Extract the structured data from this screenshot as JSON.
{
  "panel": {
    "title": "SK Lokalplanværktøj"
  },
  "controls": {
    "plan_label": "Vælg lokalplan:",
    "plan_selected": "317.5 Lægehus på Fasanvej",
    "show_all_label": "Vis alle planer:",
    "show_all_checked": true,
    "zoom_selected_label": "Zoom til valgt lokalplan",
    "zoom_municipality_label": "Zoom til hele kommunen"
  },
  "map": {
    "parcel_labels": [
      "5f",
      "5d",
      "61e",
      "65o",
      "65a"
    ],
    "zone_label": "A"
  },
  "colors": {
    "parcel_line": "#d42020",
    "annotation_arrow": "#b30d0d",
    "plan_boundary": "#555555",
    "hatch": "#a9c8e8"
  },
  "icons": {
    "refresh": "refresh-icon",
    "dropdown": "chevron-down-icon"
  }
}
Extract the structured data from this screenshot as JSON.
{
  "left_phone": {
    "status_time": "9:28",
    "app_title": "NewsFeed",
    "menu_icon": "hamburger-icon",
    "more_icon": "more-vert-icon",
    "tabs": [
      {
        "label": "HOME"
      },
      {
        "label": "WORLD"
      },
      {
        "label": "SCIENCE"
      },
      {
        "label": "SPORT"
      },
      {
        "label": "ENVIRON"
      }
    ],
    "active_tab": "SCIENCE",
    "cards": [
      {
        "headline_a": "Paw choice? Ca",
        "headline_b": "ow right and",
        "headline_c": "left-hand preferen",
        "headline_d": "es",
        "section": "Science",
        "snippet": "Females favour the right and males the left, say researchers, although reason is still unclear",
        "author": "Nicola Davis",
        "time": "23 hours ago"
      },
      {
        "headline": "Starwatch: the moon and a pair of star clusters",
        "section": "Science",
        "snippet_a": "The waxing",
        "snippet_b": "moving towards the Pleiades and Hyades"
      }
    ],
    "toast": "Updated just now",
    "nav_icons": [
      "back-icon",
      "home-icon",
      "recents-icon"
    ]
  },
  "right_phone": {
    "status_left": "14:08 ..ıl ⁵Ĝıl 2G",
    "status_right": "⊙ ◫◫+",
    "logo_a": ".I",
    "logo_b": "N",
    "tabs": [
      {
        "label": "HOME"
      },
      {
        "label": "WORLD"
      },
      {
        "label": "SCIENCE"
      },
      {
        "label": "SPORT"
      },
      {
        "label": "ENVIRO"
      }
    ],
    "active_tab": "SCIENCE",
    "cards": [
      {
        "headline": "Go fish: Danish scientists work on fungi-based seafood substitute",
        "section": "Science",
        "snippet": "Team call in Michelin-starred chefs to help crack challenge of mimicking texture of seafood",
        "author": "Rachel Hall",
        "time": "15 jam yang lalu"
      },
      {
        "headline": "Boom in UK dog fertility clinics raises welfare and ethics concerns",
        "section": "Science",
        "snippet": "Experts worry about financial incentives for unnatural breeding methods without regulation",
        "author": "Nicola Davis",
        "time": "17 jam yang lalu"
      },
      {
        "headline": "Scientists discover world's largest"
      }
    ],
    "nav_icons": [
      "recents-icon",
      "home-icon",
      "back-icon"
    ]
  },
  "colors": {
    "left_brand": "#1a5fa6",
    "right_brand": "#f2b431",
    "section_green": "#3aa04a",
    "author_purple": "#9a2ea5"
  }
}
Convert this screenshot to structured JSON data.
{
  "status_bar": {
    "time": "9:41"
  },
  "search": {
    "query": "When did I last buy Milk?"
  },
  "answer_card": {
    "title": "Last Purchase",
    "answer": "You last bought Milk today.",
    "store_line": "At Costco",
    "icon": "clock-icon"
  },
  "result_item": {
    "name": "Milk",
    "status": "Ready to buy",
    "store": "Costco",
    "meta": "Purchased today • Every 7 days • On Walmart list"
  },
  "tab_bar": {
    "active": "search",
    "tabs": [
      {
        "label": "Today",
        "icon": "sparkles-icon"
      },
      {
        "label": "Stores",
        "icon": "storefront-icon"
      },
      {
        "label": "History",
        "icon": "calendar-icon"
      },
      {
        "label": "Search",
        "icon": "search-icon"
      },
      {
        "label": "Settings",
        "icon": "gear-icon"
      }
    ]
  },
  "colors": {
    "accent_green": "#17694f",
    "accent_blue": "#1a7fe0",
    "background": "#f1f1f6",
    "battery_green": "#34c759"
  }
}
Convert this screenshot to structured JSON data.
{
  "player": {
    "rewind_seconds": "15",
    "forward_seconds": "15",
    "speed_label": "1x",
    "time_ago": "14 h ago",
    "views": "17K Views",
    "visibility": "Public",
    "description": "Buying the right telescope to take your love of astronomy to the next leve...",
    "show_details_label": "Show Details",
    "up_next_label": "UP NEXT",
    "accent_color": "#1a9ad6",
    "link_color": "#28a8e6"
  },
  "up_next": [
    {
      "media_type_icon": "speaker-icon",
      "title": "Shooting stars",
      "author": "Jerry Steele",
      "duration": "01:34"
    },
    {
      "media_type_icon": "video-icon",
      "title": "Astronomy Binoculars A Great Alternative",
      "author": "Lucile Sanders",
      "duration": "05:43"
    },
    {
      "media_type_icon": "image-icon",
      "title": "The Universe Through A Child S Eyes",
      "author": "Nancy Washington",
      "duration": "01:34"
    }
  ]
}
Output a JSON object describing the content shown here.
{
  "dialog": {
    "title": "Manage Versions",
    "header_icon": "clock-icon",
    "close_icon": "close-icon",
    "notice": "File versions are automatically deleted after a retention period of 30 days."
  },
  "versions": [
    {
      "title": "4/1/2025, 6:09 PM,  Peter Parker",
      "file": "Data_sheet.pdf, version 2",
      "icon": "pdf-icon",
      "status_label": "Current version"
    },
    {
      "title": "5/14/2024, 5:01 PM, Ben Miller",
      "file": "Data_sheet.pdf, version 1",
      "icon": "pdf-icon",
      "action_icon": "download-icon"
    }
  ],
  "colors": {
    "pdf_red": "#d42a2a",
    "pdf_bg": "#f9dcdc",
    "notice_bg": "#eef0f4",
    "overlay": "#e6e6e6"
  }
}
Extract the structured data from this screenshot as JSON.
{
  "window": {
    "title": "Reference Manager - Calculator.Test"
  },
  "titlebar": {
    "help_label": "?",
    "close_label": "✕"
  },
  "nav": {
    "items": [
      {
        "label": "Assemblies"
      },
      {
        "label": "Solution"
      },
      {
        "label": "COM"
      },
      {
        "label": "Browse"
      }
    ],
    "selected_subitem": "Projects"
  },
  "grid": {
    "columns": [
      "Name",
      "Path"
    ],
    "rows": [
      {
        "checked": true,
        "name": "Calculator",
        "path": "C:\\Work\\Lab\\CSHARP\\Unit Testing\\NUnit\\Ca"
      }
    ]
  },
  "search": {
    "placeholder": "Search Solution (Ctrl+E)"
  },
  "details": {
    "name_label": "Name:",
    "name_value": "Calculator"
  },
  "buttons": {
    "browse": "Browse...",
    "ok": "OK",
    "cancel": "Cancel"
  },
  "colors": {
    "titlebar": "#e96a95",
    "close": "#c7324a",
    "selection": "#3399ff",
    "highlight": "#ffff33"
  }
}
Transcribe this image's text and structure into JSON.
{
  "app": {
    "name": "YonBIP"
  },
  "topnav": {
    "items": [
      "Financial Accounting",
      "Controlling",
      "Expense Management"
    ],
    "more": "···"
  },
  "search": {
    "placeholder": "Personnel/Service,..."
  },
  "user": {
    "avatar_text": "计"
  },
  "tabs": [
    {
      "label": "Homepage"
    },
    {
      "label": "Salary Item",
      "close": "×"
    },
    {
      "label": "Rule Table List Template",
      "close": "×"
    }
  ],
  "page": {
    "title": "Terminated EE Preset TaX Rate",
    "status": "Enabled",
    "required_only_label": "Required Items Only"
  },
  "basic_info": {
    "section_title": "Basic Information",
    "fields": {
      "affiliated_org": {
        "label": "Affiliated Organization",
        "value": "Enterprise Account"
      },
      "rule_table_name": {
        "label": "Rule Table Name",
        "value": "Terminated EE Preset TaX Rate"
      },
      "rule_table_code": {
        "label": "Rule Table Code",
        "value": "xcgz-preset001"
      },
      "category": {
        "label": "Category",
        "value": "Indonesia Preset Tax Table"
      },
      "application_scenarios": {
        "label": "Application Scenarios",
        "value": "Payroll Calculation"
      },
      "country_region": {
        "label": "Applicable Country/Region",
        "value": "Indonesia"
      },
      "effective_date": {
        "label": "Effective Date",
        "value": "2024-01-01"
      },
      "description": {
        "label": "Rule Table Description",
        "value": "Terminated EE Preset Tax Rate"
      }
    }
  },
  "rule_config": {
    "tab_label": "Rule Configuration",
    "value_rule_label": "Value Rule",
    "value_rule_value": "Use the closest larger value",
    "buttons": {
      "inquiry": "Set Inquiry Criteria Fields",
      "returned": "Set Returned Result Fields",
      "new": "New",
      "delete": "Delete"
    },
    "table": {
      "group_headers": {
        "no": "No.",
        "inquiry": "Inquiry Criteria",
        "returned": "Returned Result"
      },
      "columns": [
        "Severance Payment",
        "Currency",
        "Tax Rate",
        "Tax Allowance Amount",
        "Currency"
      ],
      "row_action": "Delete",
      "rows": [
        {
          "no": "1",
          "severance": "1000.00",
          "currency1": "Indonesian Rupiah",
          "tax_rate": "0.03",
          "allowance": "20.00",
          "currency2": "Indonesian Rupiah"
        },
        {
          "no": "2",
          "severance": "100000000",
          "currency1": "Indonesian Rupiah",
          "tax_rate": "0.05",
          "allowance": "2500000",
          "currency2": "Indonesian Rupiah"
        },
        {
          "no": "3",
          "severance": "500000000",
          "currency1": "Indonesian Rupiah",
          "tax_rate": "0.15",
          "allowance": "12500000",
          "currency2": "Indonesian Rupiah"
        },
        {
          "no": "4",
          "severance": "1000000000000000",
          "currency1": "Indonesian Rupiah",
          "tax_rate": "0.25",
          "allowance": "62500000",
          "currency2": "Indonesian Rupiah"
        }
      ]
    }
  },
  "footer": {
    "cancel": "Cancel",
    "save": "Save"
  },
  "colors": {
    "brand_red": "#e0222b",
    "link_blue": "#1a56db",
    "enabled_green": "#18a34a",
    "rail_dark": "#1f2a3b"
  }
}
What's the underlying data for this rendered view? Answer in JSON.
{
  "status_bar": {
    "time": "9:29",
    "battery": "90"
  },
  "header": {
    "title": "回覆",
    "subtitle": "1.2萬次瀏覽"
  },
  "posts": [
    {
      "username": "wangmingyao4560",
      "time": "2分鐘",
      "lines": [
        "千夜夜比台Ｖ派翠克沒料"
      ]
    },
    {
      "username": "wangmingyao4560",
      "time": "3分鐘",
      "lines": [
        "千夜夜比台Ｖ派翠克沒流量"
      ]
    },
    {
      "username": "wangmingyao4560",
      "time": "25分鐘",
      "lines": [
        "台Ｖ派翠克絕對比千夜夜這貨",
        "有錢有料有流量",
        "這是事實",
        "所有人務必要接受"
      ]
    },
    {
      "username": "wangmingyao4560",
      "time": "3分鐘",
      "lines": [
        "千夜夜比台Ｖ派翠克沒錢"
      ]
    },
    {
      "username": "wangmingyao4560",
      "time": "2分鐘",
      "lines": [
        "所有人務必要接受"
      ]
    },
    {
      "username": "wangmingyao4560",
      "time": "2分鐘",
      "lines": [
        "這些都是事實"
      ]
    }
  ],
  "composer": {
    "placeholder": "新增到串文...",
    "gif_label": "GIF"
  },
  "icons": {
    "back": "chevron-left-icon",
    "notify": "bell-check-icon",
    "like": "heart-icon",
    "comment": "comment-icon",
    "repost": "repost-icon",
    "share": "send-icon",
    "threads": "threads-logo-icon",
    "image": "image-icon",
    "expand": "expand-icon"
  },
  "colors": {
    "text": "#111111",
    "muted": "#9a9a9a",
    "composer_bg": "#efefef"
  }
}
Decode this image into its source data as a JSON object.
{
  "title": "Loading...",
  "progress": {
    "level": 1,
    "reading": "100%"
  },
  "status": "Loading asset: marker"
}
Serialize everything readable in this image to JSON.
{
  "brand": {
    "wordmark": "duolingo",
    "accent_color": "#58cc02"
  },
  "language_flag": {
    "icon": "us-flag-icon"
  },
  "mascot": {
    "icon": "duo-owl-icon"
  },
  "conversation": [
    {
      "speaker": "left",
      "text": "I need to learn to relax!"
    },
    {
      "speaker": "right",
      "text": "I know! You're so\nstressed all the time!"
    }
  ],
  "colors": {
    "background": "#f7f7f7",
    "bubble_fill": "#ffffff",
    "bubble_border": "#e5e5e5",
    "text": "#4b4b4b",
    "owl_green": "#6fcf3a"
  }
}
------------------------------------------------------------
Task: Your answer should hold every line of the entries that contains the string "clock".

Answer to this problem:
    "icon": "clock-icon"
    "header_icon": "clock-icon",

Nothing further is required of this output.